Muslim prayers at a major Jerusalem shrine, which has been the epicentre of weeks of unrest, ended peacefully on Friday after Israel lifted restrictions on the entry of worshippers in an apparent bid to ease tensions.
The decision to allow Muslims of all ages to pray at the site coincided with a diplomatic push by US secretary of state John Kerry to restore calm. The push includes getting all sides to agree on the ground rules at the Muslim-run shrine and prevent future tensions.
Mr Kerry is meeting over the weekend with Jordan’s King Abdullah II, custodian of the holy site, and Palestinian President Mahmoud Abbas, after holding talks on Thursday with Israeli Prime Minister Benjamin Netanyahu.
The current round of violence erupted in mid-September, with clashes at the Jerusalem shrine, revered by Muslims and Jews, quickly spreading to the rest of the city, as well as the West Bank and Gaza Strip.
Confrontations erupted on the Israel-Gaza border on Friday, with the two sides separated by a border fence. The military said hundreds of Palestinians threw stones and rolled burning tyres towards the fence. Several dozen then rushed towards the fence and tried to damage it, the army said.
Two Palestinians were injured by army fire, Gaza health officials said. The military said soldiers initially fired warning shots.
Earlier Friday, a Palestinian stabbed a soldier in the West Bank and was shot by troops, the military said. The soldier and the Palestinian – a 16-year-old, according to Israeli media reports – were wounded.
In the past five weeks, 10 Israelis have been killed in Palestinian attacks, mostly stabbings. Forty-eight Palestinians have been killed by Israeli fire, including 27 said byIsrael to be attackers and the rest in clashes.
Tension around the Jerusalem shrine, a 37-acre hilltop platform, has been one of the triggers of the current violence.
Israel has repeatedly denied Palestinian allegations that it is trying to change long-standing understandings under which Jewish people are allowed to visit, but not pray at the shrine. Israel has accused Palestinian political and religious leaders of lying and inciting to violence.

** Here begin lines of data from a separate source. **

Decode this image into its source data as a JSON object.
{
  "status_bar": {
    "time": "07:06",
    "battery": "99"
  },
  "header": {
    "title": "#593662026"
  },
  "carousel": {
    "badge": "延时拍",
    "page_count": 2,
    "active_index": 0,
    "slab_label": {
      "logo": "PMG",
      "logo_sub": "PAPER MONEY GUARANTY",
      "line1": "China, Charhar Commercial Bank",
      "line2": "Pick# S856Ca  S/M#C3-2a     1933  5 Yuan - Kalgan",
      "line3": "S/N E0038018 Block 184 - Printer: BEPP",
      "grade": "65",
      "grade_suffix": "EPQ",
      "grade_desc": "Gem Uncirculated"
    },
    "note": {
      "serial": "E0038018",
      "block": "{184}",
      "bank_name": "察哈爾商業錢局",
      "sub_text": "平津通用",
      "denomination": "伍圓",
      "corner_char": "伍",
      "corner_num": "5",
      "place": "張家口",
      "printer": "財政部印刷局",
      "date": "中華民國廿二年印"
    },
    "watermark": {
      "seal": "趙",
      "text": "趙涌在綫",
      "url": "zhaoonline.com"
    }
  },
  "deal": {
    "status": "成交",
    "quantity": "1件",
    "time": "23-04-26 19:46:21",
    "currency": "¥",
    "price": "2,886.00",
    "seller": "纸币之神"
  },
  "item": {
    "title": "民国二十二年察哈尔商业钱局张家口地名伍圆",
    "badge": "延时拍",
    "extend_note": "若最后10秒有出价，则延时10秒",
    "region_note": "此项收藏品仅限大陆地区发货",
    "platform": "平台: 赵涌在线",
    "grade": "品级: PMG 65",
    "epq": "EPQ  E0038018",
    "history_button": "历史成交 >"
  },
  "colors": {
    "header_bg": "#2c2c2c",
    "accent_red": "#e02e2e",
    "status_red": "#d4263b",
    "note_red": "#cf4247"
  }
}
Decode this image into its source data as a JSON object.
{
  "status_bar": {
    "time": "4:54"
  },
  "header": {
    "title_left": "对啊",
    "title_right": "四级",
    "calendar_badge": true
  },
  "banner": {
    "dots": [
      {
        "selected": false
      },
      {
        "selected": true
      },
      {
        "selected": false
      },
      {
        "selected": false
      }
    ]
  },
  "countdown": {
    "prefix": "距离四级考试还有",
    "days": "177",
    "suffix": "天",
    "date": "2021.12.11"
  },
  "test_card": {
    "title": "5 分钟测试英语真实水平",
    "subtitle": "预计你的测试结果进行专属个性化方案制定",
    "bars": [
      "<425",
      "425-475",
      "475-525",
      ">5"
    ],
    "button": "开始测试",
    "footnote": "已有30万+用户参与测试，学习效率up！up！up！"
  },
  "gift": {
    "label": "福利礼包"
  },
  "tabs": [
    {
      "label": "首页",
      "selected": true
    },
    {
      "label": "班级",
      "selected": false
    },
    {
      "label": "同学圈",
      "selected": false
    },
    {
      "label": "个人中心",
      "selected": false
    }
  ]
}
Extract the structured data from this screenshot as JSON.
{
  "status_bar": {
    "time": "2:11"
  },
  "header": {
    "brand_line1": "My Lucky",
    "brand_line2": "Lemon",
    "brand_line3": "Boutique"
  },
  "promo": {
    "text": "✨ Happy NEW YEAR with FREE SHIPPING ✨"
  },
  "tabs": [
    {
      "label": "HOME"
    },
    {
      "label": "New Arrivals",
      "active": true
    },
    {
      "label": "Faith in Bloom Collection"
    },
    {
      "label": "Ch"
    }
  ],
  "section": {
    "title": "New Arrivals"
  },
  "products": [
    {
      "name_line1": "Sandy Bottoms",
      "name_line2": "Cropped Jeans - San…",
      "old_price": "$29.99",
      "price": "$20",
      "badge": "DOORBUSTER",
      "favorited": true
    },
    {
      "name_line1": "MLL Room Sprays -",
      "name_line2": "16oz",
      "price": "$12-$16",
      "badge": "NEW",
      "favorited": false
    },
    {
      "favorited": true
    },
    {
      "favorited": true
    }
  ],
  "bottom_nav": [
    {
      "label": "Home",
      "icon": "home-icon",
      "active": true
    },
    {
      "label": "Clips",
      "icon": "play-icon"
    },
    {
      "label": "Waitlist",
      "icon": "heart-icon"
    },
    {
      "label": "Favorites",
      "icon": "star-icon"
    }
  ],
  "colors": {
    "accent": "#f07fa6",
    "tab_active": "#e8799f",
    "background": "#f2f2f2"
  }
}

Palestinians say their fears have been fuelled by a rise in visits to the shrine by Jewish activists demanding prayer rights, including senior members of Mr Netanyahu’s coalition government.
The hilltop compound is a frequent flashpoint and its fate is a core issue at the heart of the Israeli-Palestinian conflict.
It is the holiest site in Judaism, revered by Jews as the Temple Mount, once home to their biblical Temples.
Muslims call it the Noble Sanctuary and believe it is the spot where the Prophet Muhammad ascended to heaven. It is the third holiest site in Islam and houses the Al-Aqsa mosque and Dome of the Rock.
Lifting age restrictions on Muslim worshippers on Friday appeared to be part of an Israeli attempt to ease tensions.
Over the past few weeks, Israel had barred younger Muslim men – seen by police as the main potential trouble-makers – from entering the compound on Fridays, the main day of prayer in the Muslim religious week. The bans, which were put into place intermittently, had at times targeted men up to the age of 50.
Muslims view age restrictions as part of the perceived Israeli attempt to step up its control.
Police spokesman Micky Rosenfeld said on Friday that age restrictions were lifted after security assessments.